House prices in London have hit another eyewatering high, as Rightmove calculates that the average asking price across the capital has jumped 13.8% over the year, to £544,232.
The increase from last month is 10.2%, though from an admittedly slow September, but all the same Rightmove describes the rise as "unsustainable". It's certainly not going to do much for fears that London's experiencing a property bubble. Also interesting is Rightmove's analysis of what's pushing up prices – laying some of the blame at the feet of overseas investors:
London is a world city where overseas investors see real estate as a safe asset, at a time when safe assets are increasingly scarce, and developers are building and marketing a lot of one and two bedroom flats to meet that demand. While they can achieve volume sales at premium prices, this eats up a much needed source of fresh supply and drags up existing property prices at an even faster rate.

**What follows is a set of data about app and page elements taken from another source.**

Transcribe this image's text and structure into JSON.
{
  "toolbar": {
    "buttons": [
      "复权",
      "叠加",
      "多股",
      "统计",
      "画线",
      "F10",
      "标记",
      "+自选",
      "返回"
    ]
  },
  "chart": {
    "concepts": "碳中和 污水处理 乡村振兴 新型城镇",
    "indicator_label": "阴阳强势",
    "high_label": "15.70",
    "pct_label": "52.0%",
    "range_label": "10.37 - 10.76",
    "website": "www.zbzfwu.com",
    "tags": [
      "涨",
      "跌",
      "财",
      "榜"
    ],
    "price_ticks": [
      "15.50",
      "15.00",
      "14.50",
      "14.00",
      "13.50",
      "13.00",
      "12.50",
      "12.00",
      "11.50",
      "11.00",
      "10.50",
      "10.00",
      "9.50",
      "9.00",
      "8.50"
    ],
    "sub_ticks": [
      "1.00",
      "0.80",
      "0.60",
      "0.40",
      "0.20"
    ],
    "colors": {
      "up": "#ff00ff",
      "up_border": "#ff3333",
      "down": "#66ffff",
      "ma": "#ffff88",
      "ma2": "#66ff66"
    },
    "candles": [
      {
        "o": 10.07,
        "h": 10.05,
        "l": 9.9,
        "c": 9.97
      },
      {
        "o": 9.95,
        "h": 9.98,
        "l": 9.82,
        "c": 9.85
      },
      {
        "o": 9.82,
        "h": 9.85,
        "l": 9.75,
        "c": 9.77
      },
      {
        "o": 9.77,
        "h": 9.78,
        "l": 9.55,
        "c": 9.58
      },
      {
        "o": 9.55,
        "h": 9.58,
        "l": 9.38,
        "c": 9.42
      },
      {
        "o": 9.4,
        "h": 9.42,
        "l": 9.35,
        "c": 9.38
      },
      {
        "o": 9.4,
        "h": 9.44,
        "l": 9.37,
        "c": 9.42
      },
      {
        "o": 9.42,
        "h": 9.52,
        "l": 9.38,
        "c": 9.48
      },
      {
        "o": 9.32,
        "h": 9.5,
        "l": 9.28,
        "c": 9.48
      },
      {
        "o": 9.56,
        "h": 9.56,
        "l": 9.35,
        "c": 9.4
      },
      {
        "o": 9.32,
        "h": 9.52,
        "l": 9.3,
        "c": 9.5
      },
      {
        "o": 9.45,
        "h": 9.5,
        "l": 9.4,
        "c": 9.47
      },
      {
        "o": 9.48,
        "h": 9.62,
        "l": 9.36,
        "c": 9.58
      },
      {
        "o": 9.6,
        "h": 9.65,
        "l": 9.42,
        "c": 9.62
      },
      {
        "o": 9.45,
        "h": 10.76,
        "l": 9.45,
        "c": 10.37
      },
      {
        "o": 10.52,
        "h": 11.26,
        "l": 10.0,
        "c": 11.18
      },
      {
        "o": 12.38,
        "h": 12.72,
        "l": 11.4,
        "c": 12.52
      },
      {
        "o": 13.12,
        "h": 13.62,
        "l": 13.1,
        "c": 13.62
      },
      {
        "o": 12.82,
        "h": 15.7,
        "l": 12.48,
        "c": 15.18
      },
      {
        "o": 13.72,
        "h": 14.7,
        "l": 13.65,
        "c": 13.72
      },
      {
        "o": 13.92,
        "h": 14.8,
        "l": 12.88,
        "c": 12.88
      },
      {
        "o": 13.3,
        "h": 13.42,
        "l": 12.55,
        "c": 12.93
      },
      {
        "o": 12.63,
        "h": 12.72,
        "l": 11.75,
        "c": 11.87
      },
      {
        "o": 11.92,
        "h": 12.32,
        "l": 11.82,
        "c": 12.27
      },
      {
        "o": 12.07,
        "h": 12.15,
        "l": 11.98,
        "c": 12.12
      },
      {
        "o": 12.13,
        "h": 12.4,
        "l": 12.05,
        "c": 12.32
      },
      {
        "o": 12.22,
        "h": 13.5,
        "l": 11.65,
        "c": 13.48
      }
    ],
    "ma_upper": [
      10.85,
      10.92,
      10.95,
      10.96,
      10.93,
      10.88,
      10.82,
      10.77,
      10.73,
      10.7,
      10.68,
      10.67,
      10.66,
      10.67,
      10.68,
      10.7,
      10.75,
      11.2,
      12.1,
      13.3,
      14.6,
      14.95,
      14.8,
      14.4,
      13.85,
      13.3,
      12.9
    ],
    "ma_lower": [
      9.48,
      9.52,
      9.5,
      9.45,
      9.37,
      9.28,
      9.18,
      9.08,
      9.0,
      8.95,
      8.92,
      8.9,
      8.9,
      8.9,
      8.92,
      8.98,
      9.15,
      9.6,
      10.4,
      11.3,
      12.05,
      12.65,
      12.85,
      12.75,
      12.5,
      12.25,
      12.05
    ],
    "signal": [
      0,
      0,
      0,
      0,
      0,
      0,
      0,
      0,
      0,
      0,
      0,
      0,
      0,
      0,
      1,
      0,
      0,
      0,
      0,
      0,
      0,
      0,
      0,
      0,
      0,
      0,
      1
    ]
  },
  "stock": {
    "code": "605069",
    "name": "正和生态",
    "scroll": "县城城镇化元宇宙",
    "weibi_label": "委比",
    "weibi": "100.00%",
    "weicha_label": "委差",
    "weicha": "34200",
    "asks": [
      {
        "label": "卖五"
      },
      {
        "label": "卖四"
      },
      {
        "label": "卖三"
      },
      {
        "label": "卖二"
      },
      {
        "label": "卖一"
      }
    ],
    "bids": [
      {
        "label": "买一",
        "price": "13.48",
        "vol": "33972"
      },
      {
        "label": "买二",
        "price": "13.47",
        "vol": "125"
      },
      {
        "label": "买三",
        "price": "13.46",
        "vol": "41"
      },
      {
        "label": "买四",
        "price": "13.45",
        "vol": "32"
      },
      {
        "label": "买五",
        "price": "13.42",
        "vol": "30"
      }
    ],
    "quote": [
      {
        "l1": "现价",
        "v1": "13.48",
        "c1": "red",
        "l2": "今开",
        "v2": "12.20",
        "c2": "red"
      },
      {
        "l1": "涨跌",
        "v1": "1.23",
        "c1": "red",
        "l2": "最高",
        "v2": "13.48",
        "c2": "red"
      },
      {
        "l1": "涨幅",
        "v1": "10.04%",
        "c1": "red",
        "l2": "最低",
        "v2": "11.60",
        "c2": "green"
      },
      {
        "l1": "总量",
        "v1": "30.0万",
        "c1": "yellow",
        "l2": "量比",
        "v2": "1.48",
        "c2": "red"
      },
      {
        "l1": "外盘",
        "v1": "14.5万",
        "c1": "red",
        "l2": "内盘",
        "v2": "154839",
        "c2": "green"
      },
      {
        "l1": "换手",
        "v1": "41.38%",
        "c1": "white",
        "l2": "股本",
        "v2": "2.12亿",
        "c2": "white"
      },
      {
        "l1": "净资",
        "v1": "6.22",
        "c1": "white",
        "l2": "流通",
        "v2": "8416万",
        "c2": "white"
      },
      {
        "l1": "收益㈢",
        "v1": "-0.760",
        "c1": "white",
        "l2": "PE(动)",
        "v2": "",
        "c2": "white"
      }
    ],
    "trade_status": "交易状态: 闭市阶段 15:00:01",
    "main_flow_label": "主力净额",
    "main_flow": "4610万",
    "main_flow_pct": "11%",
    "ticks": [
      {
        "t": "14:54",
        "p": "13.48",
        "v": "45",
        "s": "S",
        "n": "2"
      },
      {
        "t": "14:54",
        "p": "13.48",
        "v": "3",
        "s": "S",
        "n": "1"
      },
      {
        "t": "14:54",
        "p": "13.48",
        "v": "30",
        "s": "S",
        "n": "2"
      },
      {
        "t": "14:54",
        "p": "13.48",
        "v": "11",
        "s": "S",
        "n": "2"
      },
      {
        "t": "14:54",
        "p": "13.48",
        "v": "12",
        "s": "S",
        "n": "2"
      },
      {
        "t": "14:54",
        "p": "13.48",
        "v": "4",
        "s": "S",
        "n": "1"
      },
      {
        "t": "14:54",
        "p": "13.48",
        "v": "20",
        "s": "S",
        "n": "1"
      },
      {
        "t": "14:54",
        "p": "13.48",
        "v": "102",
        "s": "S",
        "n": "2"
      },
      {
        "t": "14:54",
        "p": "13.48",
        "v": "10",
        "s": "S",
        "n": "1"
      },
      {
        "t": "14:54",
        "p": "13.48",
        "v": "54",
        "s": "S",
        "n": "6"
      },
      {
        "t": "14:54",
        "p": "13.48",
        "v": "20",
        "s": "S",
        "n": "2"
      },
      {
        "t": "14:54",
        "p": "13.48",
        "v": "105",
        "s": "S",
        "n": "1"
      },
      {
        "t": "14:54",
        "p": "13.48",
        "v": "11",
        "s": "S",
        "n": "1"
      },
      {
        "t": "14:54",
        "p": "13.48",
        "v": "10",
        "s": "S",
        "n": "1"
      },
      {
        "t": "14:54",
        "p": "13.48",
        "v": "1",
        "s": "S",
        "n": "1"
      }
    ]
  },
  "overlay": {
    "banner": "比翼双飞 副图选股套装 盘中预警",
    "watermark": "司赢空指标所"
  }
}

We've already seen that foreign investors are snapping up nearly 75% of inner London's new build property, as developers market off-plan sales in places like Malaysia and Singapore. It's a practice that obviously stops Londoners getting on the property ladder with a home to live in rather than "achieve optimum rent levels" or some such investment jargon. With increasing house prices and buy-to-invest comes increased rents, more and more working people claiming housing benefit, general housing chaos.
However, in his Telegraph column today Boris Johnson makes the point that overseas investors make many housing developments viable:
It is precisely this overseas demand that is critical to the economics of many of the developments. In case you hadn’t noticed, our UK banks’ balances were shot to pieces in 2008, and we have a huge national deficit. We need to keep that investment flowing.
Banks won't lend without a guarantee of return; UK residents tend to be wary of buying off-plan (i.e., before we can see what our home looks like) hence developers turn abroad. But this leads to Generation Rent (fine on the continent where tenants have more rights, less so here) and developments bragging of having "no social housing". We also can't be the only ones wondering what happens when the bubble – as this surely is – bursts, and investors start looking at other countries to park their money. Wouldn't we be better off with a different way of financing house building?
Photo by oatsy40 from the Londonist Flickr pool